Our PageObjectB could be written in the following way, where pageObject is an abstract factory that hides the mechanism of merging objects and chains the fluent API following the rules we defined yearlier:

var pageObjectB = function() {
var api = {
// Omitted API implementation
}
var extendedApi = pageObject.create(api, pageObjectA);
return extendedApi;
};
module.exports = pageObjectB();

The next step is to implement the abstract factory for creating our page objects transparently.

Look no further, Latte Page Object is here!

We developed a small library that do all the hard work for you, it’s called Latte Pageobject. It’s open source and you can use it and contribute.

Latte Pageobject builds the fluent interface for you and merges all the parent page objects into a single and ready-to-use page object. It also merges custom blocks you might add to your page object API, like some getters that expose the state of your page object.

One of the major problems of this idiom is when you need to serialise your page objects. Serialisation of raw page objects can cause your call stack to reach the limit, since it’s dealing with a lot of cyclic references. Latte Pageobject implements interceptors over the and-on-given-when-then properties and the final instantiated page object don’t expose those properties directly.
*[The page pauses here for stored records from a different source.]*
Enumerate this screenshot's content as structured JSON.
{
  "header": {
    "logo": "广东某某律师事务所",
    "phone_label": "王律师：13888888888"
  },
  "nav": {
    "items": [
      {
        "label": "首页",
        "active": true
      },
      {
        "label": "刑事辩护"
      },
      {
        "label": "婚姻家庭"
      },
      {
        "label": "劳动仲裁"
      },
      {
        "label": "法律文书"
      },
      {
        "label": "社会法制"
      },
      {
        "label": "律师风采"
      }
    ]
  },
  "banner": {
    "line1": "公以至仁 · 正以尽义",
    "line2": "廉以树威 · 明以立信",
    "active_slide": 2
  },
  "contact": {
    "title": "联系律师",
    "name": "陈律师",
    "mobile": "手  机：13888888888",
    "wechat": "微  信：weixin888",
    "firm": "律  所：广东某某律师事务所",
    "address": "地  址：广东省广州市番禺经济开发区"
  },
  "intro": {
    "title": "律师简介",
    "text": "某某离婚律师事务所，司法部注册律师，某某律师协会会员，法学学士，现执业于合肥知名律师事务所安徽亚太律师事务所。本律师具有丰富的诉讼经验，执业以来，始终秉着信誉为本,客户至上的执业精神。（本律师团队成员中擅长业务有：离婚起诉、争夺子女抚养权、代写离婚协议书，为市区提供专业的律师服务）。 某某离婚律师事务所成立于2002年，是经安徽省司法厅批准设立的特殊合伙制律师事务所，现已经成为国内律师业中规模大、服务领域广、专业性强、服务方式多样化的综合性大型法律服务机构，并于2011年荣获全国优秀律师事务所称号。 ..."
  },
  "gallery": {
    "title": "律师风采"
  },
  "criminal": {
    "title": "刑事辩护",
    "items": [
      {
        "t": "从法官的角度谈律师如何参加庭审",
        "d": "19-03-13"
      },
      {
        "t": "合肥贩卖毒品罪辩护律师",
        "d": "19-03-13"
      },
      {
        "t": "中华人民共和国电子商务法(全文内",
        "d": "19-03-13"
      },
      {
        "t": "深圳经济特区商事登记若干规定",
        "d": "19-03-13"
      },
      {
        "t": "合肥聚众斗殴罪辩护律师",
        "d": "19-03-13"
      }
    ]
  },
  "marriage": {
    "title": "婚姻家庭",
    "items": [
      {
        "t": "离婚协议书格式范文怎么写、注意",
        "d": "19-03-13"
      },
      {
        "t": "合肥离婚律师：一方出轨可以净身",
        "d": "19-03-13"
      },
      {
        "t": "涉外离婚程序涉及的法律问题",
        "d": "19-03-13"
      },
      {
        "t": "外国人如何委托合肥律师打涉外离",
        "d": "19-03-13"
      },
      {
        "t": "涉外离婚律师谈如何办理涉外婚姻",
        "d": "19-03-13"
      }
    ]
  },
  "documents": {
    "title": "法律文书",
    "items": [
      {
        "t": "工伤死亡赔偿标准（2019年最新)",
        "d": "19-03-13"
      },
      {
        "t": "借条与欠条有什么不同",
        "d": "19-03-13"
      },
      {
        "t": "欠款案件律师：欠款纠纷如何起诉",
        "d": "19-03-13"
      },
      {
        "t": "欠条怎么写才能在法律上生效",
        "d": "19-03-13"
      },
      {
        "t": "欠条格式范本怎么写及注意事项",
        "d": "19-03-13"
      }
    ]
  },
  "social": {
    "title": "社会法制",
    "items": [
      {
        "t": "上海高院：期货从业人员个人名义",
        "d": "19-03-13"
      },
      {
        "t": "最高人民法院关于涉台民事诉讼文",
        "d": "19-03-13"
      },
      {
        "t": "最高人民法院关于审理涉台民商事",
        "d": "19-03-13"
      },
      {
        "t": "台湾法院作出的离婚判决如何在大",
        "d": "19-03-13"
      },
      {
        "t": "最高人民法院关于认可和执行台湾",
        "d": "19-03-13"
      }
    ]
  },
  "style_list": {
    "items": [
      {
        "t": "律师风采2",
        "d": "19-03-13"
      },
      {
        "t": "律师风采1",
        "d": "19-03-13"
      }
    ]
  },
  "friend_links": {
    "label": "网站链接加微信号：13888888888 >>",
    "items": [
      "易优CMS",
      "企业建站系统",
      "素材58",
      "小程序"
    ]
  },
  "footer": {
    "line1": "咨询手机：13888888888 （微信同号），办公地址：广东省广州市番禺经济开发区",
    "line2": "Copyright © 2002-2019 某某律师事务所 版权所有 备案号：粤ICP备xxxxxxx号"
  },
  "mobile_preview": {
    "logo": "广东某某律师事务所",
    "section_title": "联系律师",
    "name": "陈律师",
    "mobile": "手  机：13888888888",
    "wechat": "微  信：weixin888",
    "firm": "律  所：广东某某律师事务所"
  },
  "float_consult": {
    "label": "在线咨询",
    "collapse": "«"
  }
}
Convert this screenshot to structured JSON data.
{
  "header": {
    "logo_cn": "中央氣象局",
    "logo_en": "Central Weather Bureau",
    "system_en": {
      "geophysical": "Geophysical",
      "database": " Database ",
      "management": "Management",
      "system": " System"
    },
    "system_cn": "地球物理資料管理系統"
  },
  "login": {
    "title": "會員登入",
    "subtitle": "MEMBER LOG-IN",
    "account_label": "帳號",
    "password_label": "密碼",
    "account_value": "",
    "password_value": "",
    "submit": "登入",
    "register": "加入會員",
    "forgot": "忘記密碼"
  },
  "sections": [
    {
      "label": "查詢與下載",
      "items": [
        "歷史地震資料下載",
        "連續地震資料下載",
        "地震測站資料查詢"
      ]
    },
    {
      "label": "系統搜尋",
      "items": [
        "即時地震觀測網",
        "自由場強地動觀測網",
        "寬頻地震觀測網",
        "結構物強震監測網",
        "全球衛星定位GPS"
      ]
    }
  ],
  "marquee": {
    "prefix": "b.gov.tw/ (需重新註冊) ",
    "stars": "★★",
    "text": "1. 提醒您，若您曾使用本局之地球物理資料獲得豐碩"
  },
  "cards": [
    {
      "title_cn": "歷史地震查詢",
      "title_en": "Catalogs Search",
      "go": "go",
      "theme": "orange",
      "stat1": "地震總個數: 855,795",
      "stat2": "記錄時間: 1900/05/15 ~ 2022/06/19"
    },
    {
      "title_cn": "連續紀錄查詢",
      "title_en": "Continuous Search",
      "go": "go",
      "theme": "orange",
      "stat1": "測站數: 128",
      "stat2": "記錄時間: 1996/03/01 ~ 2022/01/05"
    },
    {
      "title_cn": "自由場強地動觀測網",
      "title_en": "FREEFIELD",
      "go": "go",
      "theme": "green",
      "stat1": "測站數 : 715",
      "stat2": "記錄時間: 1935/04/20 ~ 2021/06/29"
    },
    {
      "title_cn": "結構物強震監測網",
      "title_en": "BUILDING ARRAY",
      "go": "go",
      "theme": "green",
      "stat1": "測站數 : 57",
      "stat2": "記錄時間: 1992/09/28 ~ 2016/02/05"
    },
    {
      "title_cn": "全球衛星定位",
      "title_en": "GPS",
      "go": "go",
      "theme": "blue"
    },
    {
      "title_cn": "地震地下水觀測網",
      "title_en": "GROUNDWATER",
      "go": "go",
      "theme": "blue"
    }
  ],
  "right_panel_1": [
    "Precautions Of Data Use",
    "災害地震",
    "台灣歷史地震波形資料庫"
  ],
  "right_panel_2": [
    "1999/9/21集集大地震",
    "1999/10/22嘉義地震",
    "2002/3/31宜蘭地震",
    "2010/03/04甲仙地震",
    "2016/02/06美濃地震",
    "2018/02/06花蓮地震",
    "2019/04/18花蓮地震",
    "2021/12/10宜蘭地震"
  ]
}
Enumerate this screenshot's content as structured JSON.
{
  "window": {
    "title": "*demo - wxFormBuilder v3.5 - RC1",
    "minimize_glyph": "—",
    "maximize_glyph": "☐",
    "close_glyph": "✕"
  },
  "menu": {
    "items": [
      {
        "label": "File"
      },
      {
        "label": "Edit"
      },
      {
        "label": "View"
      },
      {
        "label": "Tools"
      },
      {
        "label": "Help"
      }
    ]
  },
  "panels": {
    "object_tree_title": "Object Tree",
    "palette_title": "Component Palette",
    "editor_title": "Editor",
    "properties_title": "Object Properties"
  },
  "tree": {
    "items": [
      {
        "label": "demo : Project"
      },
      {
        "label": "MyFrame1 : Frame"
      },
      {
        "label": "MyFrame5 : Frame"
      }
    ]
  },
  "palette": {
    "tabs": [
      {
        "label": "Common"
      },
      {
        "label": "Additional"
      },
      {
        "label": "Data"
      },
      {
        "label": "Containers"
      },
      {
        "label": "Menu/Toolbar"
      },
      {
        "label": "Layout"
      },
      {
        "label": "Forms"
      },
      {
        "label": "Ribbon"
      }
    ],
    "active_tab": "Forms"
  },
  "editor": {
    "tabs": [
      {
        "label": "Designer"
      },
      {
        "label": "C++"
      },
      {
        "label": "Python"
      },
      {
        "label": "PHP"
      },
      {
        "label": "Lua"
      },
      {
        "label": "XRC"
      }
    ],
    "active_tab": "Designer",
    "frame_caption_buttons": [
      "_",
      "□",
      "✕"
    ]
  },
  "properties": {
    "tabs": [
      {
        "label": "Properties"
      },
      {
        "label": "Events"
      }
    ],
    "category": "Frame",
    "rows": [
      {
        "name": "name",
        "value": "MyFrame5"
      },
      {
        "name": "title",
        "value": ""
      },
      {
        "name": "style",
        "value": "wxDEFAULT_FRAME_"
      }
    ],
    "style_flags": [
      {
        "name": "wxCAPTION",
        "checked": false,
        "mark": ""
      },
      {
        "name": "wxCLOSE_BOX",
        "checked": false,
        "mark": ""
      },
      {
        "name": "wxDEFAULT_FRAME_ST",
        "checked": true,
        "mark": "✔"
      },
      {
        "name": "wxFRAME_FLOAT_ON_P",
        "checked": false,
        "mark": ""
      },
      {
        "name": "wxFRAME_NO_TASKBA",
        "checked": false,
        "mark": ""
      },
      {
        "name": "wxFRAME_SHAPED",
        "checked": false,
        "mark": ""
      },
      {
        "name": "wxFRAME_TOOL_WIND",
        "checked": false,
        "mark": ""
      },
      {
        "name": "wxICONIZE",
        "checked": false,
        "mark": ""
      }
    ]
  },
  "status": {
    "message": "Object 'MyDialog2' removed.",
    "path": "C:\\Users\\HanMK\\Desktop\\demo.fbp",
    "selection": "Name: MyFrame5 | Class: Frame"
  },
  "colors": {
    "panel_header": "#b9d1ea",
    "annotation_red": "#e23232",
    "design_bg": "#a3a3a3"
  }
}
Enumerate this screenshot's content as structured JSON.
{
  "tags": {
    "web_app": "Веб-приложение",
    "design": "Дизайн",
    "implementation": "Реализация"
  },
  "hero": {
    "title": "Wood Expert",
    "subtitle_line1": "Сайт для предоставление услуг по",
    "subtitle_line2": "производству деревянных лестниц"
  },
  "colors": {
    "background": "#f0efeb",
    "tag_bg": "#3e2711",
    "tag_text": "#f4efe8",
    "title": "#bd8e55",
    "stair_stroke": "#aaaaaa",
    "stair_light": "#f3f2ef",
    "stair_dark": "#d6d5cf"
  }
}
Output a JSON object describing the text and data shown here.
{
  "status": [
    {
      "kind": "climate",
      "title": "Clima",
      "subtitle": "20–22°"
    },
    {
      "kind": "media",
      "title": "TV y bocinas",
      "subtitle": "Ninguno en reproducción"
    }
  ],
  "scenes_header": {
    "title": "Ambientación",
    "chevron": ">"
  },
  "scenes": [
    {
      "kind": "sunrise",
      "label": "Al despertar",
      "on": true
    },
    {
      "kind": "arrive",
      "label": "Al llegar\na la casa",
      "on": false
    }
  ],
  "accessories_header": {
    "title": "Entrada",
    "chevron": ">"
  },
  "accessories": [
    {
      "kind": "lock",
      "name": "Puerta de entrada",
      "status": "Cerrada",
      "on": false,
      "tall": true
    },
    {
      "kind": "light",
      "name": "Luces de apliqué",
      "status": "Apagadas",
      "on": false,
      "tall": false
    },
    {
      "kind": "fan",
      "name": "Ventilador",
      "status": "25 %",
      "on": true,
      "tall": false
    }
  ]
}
Instead, it exposes the interceptor’s functions.

As an old colleague of mine use to say: “What a nice trick!!”.

Bruno Palos